This season, Mad Men set in 1968, a time of powerful and exciting organizing in the U.S. feminist movement—while the fictional Madison Avenue advertising crew scribbles out new taglines for headphones, 1968 was the year feminists took to the streets to protest the Miss America pageant.
In AMC's wildly popular Mad Men, administrative assistants are sexy secretaries in a male-dominated world. Sue in Veep and April in recent seasons of Parks and Recreation portray a slightly more empowering though still-tired trope: the sassy secretary. In real life, the role of administrative assistant is, statistically speaking, woman's work. But at a time when four out of ten recession-era postgrads are working whatever jobs they can, the reality is that assistant work has recently transformed from a job young women approach with ambivalance to a job that feels reliable in an uncertain economy.
The Mad Men fans among us will never forget "The Other Woman." In a season filled with beautiful, heart-wrenching, affecting episodes, "The Other Woman" stands out as one of the best, and we aren't the only ones who think so: The episode is nominated for Emmys in the acting, writing, and directing categories this year. Not only that, the Daily Beast is publishing a two-part oral history on the episode with Christina Hendricks and Matthew Weiner, part one of which went up today.
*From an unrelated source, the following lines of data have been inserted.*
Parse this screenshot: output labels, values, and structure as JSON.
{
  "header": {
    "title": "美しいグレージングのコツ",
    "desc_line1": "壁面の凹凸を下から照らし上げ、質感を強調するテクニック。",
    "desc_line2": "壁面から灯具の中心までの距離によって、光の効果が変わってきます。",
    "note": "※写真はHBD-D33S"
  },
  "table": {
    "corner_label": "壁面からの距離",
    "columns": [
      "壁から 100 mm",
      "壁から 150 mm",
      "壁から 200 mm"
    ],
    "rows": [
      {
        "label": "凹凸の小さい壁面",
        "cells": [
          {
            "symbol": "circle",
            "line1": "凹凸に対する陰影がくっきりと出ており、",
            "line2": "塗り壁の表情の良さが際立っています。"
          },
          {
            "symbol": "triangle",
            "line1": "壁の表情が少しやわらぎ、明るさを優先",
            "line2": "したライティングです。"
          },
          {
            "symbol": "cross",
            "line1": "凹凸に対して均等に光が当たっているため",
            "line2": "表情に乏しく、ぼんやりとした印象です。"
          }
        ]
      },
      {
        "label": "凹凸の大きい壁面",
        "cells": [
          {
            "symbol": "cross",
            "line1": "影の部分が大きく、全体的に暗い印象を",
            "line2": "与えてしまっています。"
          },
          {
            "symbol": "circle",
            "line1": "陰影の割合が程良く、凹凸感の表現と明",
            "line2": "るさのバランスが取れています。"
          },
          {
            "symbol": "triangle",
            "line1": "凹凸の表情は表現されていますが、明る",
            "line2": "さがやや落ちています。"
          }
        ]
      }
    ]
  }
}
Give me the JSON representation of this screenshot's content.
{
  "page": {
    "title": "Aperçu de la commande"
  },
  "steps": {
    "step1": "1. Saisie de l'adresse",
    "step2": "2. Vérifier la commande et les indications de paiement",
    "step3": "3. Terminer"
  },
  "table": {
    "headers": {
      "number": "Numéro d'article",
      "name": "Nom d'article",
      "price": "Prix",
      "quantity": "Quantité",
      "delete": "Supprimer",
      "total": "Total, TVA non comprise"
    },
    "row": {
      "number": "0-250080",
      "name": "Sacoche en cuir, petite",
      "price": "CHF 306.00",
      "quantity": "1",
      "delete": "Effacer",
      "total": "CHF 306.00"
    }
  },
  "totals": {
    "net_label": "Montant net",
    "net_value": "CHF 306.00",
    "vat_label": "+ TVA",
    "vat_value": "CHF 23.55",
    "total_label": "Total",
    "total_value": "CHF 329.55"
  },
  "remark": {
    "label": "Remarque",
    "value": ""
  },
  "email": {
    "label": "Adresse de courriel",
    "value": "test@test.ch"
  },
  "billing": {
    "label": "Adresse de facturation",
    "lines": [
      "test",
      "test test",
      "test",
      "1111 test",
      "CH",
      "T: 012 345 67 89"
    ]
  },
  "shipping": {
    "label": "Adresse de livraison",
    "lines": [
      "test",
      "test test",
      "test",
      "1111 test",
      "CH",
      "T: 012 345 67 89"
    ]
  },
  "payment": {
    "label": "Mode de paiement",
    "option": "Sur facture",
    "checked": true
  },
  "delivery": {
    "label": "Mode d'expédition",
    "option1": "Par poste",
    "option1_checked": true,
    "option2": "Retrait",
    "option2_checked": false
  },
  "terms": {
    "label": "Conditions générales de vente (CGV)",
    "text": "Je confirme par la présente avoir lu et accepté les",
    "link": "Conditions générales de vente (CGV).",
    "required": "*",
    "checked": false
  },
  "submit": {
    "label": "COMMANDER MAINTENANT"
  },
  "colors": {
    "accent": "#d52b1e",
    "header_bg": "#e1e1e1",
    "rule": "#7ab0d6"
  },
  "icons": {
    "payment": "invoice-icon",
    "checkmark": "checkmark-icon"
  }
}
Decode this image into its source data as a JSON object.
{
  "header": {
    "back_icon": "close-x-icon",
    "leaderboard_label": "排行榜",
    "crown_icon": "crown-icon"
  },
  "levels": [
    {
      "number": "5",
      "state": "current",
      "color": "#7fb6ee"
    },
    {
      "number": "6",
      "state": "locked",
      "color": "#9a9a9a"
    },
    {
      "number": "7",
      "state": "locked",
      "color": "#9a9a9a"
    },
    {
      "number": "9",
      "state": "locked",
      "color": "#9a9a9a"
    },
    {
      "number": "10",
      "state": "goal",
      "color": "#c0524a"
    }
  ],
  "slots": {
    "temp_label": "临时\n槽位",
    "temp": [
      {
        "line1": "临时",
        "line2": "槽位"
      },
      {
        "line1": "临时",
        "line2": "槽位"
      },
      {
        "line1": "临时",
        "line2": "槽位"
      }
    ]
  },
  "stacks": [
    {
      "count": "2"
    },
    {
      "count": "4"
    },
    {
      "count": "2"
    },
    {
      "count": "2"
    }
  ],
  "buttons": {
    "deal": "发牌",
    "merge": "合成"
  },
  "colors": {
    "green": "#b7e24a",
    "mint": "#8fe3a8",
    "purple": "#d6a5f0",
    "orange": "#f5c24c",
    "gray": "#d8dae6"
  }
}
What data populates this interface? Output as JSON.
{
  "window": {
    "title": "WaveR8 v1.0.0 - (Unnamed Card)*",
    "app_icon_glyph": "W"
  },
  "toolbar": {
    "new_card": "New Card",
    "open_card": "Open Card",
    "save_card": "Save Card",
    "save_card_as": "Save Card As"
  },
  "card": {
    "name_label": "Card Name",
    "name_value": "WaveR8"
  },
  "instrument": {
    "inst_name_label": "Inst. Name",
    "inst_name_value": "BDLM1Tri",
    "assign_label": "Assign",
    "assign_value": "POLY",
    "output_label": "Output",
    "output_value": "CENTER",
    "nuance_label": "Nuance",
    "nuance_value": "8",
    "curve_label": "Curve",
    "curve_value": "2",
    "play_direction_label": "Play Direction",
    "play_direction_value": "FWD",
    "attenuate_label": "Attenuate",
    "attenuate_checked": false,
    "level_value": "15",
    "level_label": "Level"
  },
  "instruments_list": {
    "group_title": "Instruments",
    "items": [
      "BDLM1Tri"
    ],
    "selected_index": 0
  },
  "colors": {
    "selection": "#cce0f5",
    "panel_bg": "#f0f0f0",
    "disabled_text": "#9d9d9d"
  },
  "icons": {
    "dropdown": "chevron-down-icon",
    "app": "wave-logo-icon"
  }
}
If I hear another blogger/author/interviewer comment on Christina Hendricks' weight I might lose it. As if her body (omg BOOBS) wasn't enough of a focus already, now she is being picked apart for her appearance at the Golden Globes the other night. As you may have seen by now, Cathy Horyn fromThe New York Times claimed that "You don't put a big girl in a big dress" and ran this (distorted) photo of Hendricks:
We don't know about you, but we here at Bitch have been on the edge of our mid-century modern seats waiting to hear whether or not Mad Men is being renewed for a third season. Rumor had it that the show might get cancelled, but this Variety article confirms otherwise. Mad Men is coming back!
Let's all loosen our high-waisted secretary skirts in a collective sigh of relief.Mad Men has been written about many times, especially in terms of feminism and the gender politics portrayed on the show. And you know what that means, right? It's time for a Power Pack! So get your Manhattan ready, light a Lucky Strike (just as a prop, of course) and read on for links, video clips, and a discussion of the ladies of Mad Men.